Exercise brief ▸ If a line in the data holds the string "Домашние", list it.

● ● ● ● ●

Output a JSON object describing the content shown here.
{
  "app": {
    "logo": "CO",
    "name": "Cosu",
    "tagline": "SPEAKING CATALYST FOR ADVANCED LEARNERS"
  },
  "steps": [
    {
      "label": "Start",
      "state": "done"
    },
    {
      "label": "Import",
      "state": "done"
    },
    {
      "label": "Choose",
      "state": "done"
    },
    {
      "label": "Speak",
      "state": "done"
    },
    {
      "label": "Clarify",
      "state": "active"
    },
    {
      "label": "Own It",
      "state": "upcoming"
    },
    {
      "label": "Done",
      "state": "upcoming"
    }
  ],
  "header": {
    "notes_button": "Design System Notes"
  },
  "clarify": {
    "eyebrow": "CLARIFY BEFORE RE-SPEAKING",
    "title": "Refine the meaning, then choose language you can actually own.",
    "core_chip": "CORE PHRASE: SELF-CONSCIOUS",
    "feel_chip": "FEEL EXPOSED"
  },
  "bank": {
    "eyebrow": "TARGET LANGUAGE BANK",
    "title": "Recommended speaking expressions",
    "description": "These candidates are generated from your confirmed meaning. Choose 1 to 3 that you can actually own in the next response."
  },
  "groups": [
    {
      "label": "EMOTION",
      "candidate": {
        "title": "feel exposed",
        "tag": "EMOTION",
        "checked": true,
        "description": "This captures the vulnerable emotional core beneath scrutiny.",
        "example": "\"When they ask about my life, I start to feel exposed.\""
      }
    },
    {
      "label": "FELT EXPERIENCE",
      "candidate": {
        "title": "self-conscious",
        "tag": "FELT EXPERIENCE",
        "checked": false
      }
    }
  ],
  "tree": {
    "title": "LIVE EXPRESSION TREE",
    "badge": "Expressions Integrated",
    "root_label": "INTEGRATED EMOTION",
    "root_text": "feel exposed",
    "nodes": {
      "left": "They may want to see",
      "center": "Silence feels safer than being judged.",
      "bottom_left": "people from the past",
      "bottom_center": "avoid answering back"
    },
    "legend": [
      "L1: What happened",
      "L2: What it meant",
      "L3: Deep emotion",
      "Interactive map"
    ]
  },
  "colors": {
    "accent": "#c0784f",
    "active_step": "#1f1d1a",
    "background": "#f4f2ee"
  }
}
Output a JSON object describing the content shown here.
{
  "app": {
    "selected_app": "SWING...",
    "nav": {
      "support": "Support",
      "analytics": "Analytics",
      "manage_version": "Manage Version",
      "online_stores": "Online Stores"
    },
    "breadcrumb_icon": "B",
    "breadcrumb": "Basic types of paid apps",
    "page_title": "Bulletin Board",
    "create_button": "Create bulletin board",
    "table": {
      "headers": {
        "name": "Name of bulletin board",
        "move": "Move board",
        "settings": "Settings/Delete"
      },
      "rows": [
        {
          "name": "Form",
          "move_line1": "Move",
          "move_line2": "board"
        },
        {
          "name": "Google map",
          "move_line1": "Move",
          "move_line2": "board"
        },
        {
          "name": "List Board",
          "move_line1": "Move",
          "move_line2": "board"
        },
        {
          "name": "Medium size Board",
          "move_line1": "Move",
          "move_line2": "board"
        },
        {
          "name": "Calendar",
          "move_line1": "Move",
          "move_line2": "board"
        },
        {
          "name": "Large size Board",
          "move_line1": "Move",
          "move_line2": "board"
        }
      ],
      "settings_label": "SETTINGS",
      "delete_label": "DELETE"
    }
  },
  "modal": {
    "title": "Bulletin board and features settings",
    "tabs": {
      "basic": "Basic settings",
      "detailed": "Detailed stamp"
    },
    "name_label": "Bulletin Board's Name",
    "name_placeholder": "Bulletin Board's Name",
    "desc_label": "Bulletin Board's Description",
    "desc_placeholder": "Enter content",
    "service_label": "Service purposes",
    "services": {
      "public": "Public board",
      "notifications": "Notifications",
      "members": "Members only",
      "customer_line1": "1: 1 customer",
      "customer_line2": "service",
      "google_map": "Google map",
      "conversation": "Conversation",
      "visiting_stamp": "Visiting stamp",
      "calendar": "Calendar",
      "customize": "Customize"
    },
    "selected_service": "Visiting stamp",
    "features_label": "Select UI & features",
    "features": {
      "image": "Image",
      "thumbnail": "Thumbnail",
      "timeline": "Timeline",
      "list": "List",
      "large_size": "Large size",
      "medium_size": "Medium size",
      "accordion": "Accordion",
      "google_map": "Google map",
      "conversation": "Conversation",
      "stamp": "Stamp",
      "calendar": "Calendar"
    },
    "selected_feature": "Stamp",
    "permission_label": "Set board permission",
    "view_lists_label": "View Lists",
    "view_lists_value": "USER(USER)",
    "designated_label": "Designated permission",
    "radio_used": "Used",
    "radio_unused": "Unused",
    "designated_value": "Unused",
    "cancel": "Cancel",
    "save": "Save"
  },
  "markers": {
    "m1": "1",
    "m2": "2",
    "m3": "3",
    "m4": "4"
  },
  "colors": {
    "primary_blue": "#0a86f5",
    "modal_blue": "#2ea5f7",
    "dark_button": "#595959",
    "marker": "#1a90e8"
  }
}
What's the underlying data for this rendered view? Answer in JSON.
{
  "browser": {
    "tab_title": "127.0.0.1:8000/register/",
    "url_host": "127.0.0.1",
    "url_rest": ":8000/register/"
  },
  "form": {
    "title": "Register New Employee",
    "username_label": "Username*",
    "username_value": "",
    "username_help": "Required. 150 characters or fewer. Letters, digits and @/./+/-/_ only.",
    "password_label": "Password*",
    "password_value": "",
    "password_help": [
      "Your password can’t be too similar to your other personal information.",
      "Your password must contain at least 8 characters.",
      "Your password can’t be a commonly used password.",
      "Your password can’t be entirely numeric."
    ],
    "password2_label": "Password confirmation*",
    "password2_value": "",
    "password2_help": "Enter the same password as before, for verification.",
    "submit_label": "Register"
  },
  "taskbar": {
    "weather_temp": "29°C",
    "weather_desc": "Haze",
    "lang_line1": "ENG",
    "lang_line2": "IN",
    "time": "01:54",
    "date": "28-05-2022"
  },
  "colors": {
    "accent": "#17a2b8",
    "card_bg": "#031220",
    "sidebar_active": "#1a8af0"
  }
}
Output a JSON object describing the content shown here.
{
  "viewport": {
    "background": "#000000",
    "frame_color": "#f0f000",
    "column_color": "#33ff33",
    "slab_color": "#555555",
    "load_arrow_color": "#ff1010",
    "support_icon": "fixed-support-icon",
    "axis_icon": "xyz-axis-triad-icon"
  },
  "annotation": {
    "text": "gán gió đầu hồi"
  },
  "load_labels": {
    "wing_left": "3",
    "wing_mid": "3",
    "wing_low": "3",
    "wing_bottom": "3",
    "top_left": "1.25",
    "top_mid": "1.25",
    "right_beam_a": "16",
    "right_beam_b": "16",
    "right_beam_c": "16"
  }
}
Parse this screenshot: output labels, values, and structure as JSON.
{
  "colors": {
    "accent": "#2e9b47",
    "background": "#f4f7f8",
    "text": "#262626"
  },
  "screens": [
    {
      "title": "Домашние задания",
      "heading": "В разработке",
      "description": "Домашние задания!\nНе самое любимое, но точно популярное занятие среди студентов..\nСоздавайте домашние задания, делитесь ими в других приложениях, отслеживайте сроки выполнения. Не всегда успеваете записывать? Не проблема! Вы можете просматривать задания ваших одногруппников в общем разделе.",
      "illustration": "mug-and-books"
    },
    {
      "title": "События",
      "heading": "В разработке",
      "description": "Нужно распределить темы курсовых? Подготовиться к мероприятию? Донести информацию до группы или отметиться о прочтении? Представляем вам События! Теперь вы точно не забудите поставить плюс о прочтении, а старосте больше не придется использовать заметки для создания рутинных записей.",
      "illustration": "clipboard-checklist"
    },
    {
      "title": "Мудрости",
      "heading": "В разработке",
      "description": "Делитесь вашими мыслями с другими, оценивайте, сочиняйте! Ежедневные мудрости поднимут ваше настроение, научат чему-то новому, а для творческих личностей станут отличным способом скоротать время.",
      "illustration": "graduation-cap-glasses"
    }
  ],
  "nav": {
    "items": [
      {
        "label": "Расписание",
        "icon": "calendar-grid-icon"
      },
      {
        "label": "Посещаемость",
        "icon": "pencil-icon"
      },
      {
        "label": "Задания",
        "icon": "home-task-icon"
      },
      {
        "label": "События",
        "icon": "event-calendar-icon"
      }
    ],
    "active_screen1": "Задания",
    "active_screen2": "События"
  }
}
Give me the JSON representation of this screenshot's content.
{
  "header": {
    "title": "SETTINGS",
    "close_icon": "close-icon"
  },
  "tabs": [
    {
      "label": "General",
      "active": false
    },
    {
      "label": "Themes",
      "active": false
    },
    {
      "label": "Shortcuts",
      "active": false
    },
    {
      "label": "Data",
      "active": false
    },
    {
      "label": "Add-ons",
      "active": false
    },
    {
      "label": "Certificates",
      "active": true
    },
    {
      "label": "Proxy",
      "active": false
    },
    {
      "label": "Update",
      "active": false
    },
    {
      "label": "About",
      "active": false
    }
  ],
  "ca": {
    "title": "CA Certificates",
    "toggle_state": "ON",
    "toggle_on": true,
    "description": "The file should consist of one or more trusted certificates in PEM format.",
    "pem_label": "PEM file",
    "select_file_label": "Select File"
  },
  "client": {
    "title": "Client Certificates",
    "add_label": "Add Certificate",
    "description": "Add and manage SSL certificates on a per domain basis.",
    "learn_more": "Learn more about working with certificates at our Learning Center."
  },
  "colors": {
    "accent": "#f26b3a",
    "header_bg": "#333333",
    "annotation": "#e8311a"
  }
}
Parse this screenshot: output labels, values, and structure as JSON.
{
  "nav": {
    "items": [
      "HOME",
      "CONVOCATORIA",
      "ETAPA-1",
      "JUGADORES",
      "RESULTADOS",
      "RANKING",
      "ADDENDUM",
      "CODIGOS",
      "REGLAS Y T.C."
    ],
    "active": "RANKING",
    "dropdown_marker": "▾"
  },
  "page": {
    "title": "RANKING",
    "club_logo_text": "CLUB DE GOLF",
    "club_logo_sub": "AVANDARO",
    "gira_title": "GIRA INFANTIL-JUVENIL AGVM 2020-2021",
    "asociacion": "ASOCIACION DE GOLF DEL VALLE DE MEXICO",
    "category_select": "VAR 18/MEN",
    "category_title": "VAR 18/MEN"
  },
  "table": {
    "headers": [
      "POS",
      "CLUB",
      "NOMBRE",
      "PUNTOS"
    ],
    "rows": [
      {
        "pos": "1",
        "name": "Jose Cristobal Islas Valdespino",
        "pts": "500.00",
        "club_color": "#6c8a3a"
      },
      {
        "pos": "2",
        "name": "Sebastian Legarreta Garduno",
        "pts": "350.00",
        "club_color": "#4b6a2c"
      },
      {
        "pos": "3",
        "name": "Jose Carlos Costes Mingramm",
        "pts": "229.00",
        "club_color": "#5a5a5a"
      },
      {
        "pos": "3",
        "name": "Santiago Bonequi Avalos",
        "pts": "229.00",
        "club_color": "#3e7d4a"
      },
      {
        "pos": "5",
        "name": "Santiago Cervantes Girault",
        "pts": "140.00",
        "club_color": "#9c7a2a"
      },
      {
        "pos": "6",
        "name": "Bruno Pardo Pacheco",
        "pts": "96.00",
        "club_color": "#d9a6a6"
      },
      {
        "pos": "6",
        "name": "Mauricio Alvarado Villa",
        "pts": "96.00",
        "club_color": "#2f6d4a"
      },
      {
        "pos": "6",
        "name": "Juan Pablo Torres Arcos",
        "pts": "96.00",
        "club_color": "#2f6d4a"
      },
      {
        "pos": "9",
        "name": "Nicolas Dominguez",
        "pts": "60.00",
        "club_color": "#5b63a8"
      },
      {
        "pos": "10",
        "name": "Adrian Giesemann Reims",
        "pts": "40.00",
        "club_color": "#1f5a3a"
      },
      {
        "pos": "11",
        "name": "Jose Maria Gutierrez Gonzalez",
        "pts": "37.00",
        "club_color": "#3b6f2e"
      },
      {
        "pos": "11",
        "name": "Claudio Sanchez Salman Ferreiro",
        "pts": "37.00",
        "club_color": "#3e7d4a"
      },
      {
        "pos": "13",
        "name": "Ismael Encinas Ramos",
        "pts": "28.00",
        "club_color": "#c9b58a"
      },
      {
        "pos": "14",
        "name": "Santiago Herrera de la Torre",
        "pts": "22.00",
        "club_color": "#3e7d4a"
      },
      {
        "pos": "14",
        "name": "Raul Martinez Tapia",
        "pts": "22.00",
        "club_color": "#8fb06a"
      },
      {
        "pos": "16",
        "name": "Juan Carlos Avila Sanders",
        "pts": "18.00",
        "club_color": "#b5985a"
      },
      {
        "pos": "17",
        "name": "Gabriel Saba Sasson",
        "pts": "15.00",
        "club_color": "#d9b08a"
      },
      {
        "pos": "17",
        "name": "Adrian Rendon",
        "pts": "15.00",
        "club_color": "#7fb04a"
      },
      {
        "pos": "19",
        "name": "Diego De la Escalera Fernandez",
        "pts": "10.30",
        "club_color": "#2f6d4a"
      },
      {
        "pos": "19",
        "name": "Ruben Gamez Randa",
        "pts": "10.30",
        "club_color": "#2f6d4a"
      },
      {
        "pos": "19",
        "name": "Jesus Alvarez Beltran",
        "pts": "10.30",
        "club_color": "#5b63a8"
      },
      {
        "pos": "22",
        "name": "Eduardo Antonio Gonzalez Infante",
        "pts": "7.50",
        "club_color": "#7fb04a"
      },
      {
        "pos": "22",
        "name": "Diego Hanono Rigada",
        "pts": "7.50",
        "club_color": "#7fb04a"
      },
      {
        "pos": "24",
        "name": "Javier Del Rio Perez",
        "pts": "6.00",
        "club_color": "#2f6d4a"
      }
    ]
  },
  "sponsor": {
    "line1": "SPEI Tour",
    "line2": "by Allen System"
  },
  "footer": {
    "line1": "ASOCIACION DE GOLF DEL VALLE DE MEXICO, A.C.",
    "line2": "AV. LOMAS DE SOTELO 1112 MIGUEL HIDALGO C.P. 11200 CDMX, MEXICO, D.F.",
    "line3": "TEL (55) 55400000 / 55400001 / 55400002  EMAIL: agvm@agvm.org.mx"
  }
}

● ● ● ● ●

Response to this task ▸
      "title": "Домашние задания",
      "description": "Домашние задания!\nНе самое любимое, но точно популярное занятие среди студентов..\nСоздавайте домашние задания, делитесь ими в других приложениях, отслеживайте сроки выполнения. Не всегда успеваете записывать? Не проблема! Вы можете просматривать задания ваших одногруппников в общем разделе.",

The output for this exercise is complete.